▶ [What needs to be done]: Check every line below for the word "desc" and copy each one that has it.

▶ [Task inputs]:
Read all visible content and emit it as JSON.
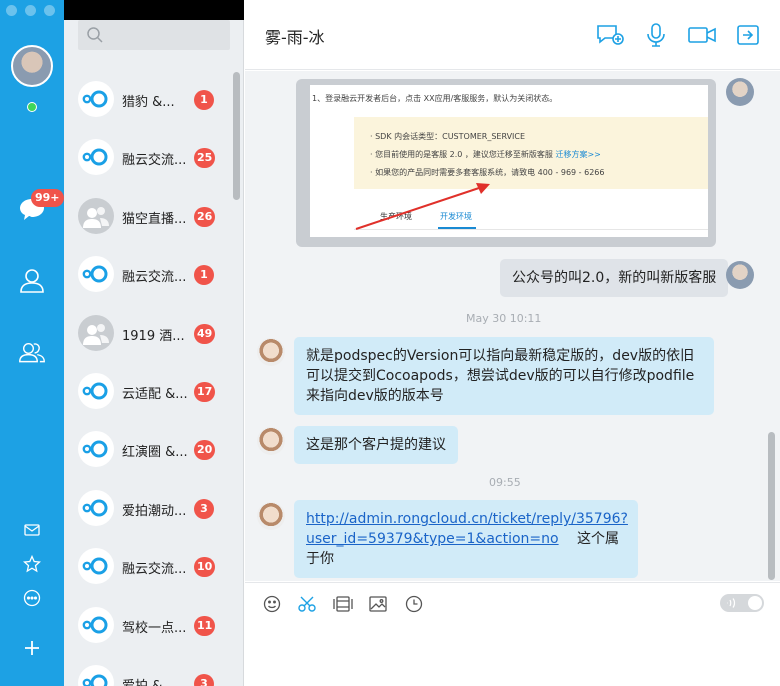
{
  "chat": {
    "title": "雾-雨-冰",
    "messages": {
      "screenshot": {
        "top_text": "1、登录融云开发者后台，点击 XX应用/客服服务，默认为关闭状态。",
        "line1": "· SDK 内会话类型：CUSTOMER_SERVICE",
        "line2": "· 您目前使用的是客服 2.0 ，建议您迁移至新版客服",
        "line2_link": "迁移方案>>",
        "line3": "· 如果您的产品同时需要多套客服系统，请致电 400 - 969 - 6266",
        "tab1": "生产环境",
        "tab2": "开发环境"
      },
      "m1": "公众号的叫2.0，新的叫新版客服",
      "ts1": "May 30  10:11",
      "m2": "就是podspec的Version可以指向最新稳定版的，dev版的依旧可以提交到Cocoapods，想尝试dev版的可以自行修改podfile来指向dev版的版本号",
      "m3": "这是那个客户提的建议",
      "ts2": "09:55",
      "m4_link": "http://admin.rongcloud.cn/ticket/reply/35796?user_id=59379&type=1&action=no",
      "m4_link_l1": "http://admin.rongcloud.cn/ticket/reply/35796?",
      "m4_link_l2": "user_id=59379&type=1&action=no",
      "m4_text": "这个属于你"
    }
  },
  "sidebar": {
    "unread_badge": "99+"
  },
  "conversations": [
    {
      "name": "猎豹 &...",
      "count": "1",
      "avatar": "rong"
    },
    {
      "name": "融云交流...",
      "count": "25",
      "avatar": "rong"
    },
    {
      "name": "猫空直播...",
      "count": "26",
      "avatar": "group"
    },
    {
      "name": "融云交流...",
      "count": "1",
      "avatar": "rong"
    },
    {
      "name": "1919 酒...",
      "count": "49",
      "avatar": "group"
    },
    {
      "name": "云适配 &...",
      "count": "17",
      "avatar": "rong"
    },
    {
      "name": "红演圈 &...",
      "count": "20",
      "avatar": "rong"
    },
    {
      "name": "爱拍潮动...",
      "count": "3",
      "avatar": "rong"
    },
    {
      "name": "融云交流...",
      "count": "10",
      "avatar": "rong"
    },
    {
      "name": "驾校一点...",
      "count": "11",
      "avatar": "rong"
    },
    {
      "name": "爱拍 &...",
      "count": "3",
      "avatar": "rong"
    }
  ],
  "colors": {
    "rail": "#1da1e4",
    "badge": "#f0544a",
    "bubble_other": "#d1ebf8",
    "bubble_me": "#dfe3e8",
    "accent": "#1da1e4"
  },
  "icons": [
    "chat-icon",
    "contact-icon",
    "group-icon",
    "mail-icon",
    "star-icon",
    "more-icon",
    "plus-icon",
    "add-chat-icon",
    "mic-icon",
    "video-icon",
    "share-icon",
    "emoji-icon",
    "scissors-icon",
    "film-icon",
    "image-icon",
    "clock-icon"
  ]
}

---

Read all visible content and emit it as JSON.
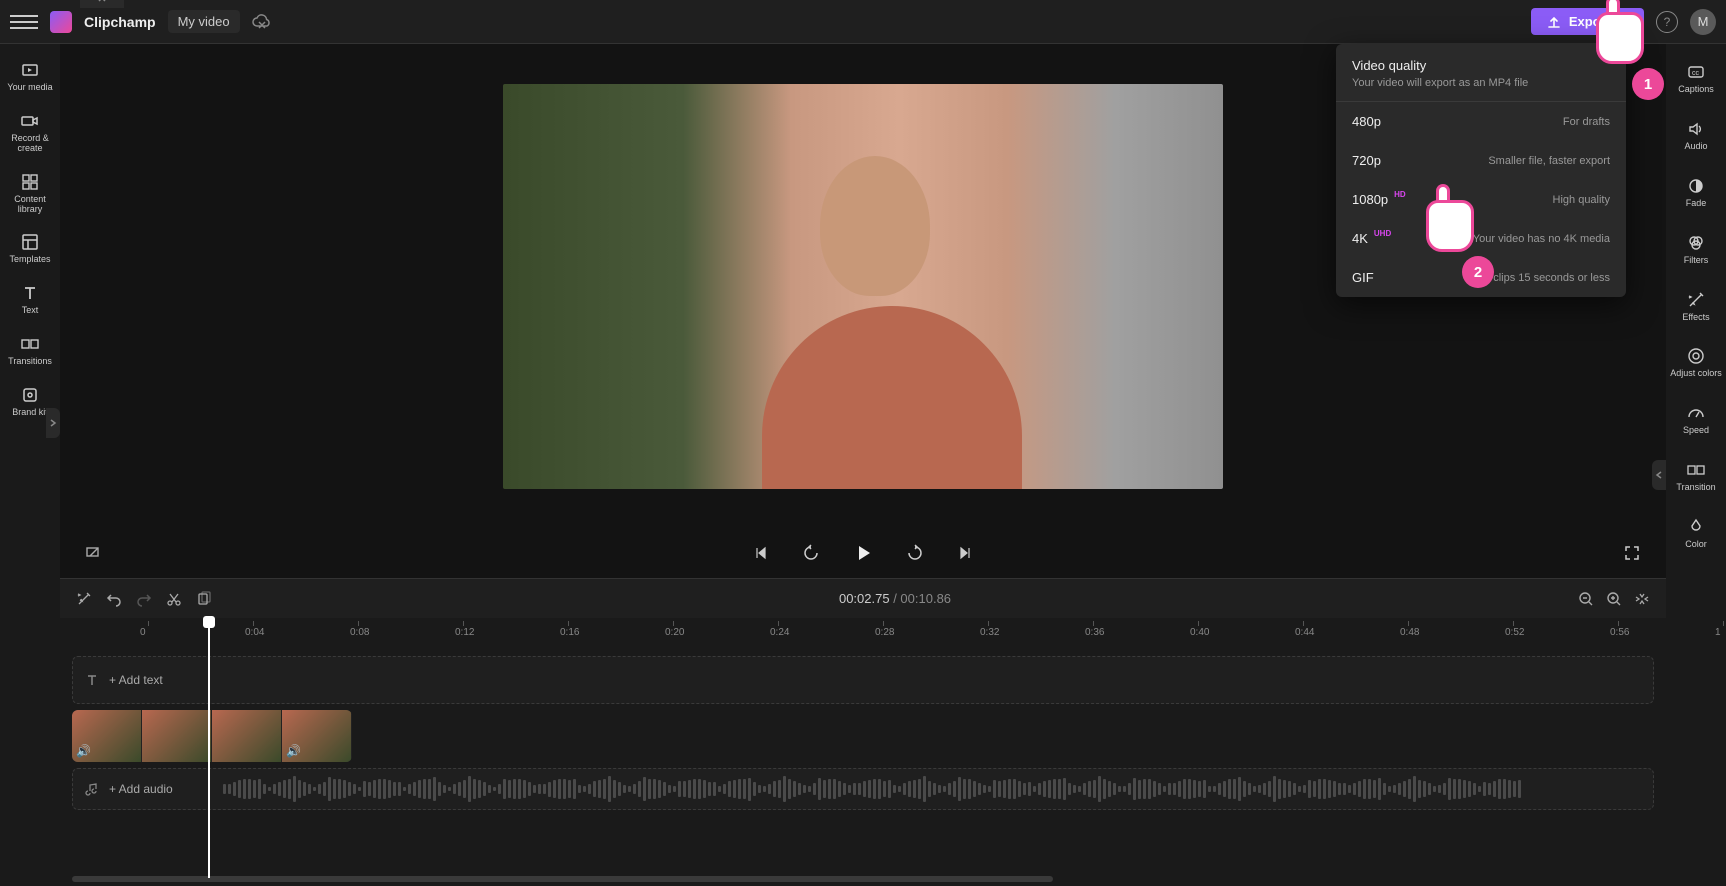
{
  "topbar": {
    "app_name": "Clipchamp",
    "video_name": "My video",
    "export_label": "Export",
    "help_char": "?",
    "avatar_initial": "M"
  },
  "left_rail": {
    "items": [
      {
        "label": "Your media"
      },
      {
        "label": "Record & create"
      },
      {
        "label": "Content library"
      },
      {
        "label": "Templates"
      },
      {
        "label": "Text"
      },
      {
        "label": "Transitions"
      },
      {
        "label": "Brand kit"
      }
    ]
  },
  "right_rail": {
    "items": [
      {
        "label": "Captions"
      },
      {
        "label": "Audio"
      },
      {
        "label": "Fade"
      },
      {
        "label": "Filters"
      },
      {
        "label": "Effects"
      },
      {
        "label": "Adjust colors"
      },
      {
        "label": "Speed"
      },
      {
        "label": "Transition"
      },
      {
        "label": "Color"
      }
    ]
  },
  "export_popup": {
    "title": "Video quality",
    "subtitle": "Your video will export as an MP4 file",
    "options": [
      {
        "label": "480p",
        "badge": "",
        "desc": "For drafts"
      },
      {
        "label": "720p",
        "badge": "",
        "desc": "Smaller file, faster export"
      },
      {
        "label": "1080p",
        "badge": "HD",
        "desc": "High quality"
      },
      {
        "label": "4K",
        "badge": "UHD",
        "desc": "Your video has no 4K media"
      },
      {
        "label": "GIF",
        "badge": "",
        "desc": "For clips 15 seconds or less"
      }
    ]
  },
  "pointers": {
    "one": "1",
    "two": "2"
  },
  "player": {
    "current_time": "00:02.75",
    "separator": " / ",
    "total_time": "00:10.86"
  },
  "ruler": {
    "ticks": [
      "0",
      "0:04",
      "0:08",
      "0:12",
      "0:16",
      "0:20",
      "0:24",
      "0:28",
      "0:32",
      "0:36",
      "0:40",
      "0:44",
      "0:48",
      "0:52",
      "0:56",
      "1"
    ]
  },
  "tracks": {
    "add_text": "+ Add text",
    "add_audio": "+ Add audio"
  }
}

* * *

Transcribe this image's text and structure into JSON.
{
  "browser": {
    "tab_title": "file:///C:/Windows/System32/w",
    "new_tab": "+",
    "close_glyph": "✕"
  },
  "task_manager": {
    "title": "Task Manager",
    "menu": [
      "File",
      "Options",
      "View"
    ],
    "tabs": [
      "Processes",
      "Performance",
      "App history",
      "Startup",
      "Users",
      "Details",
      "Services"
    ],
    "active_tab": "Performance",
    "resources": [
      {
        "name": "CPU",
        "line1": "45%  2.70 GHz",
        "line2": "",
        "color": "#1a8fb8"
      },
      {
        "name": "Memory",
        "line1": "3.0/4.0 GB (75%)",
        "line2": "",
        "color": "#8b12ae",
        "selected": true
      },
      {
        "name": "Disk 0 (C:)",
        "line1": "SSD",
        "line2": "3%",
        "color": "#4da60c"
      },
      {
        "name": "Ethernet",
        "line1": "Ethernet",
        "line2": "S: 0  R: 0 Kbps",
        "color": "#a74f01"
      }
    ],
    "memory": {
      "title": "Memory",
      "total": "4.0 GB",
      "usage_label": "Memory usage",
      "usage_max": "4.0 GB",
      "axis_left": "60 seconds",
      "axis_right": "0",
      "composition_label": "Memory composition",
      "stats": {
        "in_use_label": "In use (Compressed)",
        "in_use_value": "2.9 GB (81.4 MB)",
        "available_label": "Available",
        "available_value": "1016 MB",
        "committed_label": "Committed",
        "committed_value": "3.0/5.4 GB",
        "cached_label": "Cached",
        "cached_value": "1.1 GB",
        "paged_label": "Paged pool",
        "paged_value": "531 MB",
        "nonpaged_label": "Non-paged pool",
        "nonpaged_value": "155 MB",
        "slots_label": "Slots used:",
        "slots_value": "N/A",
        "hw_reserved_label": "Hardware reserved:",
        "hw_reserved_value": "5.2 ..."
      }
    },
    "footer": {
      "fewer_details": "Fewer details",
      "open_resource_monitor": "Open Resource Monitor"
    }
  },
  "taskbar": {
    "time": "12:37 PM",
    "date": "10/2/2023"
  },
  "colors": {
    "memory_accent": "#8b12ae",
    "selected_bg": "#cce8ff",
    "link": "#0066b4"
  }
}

▶ [Response box]:
        "desc": "For drafts"
        "desc": "Smaller file, faster export"
        "desc": "High quality"
        "desc": "Your video has no 4K media"
        "desc": "For clips 15 seconds or less"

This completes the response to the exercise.